The data =>
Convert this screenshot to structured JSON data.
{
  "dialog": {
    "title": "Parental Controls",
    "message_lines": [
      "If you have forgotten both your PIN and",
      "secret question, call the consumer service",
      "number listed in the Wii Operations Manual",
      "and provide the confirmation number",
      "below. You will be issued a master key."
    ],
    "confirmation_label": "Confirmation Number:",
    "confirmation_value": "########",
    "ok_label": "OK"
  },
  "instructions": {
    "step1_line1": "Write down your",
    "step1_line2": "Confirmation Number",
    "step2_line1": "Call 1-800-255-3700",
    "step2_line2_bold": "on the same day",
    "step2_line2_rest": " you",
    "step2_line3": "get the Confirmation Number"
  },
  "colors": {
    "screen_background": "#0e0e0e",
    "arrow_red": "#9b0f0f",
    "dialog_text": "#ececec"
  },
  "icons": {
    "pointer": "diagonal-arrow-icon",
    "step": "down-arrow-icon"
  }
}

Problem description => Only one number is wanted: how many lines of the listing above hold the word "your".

Answer for this exercise => 2